It was not long before the depravity of the conditions began to take over. There were no provisions, no water, no food and nowhere to relieve yourself. Even though it was cold, the human smells began to permeate the car, and there were people vomiting and relieving themselves as we traveled. I felt bouts of nausea from the constantly jerking of the train as it made its way round the sharp turns. I fought the impulses of my bladder for hours and finally gave way to the impulse that had burned within me. I felt shame as though I was a little baby as the urine flowed down my leg and onto the floor. I was wet, cold, ashamed and terrified. I closed my eyes and I could barely breathe, but the comfort of Grandma’s body shrouded me as I drifted into periodic sleep. In and out of my stupor I was overwhelmed by the silence of the people in the car. The temperature had dropped in the middle of the night, and we had passed through snow that had made its way into the car. Some of the people tried to gather it so that we would have something to wet our lips, but many were not even interested. I could not fully see my parents or my grandfather, and I glanced up on the second day to see the face of my grandmother. She was pale and her eyes seemed swollen and red. I thought she had been crying, and did not realize that something was terribly wrong with her. I nodded off time and time again, and tried to block the pulsations that were coming from my stomach. I had not eaten in two days and the hunger was so new to me that I didn’t know what to do. I was trying to be brave, but all I could think of were the countless times when Grandmother and I would feast on all of the wonderful food that she would cook. I nuzzled closer to her, but she didn’t seem to be able to receive me the way she did on the beginning of the trip.
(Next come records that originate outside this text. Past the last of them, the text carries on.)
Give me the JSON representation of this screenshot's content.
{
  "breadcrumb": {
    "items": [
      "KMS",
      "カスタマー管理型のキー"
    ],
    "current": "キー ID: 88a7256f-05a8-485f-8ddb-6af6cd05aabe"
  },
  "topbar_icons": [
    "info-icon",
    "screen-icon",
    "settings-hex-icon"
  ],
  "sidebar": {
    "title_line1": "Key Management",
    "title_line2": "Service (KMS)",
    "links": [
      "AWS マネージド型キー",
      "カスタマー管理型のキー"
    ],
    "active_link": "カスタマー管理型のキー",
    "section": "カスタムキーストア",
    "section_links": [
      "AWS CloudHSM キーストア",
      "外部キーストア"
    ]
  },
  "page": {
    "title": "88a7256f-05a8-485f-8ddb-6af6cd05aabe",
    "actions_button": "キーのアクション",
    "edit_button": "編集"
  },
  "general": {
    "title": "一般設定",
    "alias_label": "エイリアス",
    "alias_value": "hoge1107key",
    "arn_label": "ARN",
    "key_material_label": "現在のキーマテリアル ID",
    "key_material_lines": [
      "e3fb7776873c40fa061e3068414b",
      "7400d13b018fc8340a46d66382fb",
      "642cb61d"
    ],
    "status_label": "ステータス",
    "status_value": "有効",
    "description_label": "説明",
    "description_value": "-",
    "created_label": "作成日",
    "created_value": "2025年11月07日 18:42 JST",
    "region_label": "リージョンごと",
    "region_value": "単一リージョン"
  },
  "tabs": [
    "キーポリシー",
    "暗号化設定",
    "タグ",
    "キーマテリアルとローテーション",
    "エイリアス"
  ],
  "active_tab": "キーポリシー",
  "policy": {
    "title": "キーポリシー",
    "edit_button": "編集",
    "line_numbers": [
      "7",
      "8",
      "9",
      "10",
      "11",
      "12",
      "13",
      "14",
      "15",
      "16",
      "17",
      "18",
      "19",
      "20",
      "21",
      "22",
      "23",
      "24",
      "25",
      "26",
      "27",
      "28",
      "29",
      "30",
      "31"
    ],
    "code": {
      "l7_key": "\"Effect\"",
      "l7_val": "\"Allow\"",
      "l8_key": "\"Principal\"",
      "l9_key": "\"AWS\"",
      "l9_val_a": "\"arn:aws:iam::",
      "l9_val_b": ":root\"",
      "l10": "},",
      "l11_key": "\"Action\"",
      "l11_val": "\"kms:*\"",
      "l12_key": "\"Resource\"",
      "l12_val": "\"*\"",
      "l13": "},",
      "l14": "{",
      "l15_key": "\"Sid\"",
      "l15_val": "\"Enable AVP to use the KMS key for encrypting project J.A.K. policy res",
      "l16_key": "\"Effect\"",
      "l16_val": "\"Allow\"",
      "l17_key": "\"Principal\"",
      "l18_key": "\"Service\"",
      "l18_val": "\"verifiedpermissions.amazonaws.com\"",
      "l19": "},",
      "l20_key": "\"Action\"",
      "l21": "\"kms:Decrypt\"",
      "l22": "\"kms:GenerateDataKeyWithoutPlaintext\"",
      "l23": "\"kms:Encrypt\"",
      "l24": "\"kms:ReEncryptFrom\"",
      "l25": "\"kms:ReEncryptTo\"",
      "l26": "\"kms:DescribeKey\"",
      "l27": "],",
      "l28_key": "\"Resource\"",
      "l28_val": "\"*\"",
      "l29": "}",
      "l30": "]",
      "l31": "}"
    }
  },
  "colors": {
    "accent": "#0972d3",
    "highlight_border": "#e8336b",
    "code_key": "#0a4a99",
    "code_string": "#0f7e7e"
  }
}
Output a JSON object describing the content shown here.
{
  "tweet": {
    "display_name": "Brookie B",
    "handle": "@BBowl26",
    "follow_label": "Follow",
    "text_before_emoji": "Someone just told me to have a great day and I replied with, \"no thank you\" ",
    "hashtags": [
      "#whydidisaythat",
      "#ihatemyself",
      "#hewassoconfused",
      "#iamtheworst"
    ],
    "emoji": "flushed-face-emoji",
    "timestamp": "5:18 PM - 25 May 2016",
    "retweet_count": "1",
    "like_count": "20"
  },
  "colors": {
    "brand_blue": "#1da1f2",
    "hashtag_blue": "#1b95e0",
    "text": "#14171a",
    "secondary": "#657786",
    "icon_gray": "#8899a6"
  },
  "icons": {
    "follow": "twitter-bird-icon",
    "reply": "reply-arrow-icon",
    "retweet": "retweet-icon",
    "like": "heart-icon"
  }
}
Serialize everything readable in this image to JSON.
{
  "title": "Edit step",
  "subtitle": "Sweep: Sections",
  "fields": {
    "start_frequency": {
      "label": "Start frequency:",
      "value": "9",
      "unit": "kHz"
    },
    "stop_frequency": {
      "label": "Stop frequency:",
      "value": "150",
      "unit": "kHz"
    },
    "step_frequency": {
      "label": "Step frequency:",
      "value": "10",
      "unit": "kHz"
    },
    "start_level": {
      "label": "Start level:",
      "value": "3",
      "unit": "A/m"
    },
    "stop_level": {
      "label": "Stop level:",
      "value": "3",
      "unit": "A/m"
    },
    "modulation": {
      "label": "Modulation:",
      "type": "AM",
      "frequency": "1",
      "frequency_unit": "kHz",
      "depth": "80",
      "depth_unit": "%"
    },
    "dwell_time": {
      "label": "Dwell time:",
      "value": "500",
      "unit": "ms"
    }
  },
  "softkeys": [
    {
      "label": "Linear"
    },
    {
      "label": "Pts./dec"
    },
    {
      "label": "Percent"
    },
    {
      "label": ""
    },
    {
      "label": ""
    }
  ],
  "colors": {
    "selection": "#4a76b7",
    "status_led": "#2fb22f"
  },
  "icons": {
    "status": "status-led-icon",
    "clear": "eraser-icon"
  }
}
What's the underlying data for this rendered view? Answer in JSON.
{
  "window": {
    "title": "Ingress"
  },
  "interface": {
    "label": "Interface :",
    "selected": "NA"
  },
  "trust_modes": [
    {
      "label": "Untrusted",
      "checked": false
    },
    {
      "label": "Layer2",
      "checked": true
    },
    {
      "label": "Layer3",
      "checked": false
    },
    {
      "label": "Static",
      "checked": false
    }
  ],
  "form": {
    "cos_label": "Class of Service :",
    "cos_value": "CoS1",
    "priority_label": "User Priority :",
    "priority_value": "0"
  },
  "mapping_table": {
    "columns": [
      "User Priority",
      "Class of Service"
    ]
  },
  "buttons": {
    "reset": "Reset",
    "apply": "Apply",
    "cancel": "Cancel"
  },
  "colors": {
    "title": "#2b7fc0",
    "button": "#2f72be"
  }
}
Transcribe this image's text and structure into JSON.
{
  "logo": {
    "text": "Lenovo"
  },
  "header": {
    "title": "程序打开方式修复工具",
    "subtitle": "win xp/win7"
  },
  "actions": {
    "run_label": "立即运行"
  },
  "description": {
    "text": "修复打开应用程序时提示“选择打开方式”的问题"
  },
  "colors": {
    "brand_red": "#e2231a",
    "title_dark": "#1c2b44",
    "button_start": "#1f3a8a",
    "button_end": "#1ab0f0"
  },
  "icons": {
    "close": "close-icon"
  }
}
Her body seemed stiff and motionless. I called to her, but there was no answer. Contorting my neck so that I could get a view of her face, she had a grimace on her face and there was spittle on her chin. She was a color that I had never seen, and I closed my eyes not wishing to see her like that again. The rest of the journey was with my eyes closed and I knew that if I ever opened them, the lifeless body of my grandmother would be next to me. Has any child ever seen his grandparent die in worse circumstances? I am too cold and hungry to cry, but how will I tell my grandfather when we get there?